“If a child lives with friendliness, he learns the world is a nice place in which to live . . .” ― Dorothy Law Nolte

Secure and Trusting Relationships

The relationships children form in the early years are an important part of their social and academic success. These years are critical because they mark the first transition from home to a group experience outside of the family. In fact, research tells us that the best predictor of a child’s success as an adult is their ability to get along with other children.

Children who have positive feelings about themselves and others and who know how to relate to others have a greater likelihood of becoming successful learners and responsible citizens. Our goal is to ensure that each child is given the opportunity to establish secure and trusting relationships with adults and children in the MYIS community.

The Analogy of the Tender Plant

Children are like tender plants that need nurturing and guidance in order to grow and develop into flowering trees. We view educators as gardeners who have the warmth and patience to nurture these tender plants. The gardener cannot do this job alone. It needs the support of sunshine (the parents), rain (the environment) and fertile soil (the community). Gardeners are aware that the seed they have planted is not an empty vessel. It has the potential to grow into a mighty tree.

Building Relationships
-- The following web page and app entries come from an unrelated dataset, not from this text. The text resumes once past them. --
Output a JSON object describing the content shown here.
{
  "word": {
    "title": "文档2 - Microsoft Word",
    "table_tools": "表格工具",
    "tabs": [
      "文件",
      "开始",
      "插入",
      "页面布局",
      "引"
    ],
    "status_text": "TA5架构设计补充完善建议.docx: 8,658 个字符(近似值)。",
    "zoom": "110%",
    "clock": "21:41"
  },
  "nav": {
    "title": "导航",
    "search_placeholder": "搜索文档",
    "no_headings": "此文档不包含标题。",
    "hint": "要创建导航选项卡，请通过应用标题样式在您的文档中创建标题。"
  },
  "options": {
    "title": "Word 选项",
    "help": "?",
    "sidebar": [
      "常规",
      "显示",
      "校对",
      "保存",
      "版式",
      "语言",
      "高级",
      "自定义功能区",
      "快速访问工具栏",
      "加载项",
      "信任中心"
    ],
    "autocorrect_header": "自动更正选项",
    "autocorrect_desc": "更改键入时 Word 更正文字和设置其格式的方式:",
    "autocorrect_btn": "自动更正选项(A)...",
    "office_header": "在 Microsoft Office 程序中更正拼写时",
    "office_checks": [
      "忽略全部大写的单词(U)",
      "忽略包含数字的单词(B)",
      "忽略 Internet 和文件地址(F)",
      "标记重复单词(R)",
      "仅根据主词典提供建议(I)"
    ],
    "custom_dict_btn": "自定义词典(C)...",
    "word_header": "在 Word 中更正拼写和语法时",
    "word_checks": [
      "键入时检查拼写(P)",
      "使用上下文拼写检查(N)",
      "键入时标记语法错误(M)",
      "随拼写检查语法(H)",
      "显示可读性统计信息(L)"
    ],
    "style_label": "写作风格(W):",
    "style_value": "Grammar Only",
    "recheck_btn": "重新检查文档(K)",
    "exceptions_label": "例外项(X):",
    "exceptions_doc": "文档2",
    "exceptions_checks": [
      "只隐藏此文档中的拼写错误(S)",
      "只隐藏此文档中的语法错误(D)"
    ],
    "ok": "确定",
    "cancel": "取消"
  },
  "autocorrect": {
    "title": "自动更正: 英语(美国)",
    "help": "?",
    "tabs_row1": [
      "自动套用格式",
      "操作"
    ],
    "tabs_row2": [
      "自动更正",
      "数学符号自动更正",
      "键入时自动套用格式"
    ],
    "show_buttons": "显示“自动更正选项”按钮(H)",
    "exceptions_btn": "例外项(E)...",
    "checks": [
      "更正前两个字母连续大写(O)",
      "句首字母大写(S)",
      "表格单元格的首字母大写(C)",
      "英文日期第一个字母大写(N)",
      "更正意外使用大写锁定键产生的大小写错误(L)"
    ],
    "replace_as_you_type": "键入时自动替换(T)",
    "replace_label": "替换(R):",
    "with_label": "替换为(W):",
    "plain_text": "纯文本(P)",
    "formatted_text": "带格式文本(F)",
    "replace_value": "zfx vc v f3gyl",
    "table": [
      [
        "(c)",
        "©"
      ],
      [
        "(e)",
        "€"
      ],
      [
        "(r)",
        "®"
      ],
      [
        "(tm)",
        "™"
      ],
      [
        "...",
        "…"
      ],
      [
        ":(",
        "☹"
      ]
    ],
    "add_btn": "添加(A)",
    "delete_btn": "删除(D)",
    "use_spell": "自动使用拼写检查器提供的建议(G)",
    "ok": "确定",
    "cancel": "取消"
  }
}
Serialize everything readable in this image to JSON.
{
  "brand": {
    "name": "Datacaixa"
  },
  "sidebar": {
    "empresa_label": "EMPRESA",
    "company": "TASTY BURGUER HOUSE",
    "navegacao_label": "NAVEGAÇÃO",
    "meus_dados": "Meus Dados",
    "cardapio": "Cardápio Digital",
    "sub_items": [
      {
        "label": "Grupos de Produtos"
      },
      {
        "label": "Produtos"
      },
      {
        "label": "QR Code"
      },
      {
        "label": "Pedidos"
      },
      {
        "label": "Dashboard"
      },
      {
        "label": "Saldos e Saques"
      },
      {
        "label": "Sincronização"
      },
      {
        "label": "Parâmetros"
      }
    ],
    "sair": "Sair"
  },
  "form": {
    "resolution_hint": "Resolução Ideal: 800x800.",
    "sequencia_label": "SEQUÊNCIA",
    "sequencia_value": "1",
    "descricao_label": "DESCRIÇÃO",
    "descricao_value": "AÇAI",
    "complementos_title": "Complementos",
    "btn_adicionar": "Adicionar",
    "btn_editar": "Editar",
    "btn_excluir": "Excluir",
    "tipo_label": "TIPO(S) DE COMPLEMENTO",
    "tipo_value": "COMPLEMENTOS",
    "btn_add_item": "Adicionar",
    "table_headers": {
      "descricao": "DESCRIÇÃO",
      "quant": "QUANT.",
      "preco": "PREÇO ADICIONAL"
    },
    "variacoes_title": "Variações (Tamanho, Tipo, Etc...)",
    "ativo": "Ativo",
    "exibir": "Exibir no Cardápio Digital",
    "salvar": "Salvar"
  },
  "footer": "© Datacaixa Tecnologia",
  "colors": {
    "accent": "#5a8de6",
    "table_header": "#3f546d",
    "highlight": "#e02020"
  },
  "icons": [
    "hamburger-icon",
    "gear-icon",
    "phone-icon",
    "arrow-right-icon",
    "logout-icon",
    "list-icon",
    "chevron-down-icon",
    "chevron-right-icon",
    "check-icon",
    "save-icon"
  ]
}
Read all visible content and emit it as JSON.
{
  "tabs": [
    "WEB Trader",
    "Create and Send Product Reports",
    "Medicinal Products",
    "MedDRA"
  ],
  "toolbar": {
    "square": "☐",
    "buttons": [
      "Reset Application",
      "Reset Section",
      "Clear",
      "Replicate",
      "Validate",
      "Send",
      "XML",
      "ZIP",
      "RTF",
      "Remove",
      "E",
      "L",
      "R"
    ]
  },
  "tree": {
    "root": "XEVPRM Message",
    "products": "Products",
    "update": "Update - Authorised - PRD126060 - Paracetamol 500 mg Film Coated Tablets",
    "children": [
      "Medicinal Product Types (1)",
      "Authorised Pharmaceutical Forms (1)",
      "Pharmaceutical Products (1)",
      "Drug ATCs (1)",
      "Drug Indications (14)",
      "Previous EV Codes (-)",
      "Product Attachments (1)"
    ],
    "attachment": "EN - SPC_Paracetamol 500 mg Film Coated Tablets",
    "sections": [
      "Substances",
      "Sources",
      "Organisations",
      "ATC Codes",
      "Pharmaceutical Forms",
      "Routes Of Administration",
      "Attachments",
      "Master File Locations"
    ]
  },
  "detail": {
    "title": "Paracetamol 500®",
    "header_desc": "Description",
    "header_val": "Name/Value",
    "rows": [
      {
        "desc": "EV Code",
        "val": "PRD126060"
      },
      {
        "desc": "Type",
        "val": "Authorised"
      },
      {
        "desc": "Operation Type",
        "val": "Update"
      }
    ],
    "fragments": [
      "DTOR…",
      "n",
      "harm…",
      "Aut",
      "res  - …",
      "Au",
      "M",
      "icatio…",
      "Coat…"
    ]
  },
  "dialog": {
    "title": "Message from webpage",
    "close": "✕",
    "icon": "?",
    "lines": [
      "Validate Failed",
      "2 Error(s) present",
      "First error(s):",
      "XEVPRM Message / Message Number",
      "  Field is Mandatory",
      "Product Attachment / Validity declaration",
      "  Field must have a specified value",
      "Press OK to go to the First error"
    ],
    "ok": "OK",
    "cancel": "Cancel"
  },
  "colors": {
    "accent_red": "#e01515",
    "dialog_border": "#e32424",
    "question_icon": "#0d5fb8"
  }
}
Likewise, the three important protagonists who form an enduring partnership in the school are the teacher, the child and the parents. The strength and vitality of these relationships affects their sense of self-worth and academic readiness. Furthermore, the relationships children form with their teachers and friends during the early years leave a lasting impression on how they view school in their later years.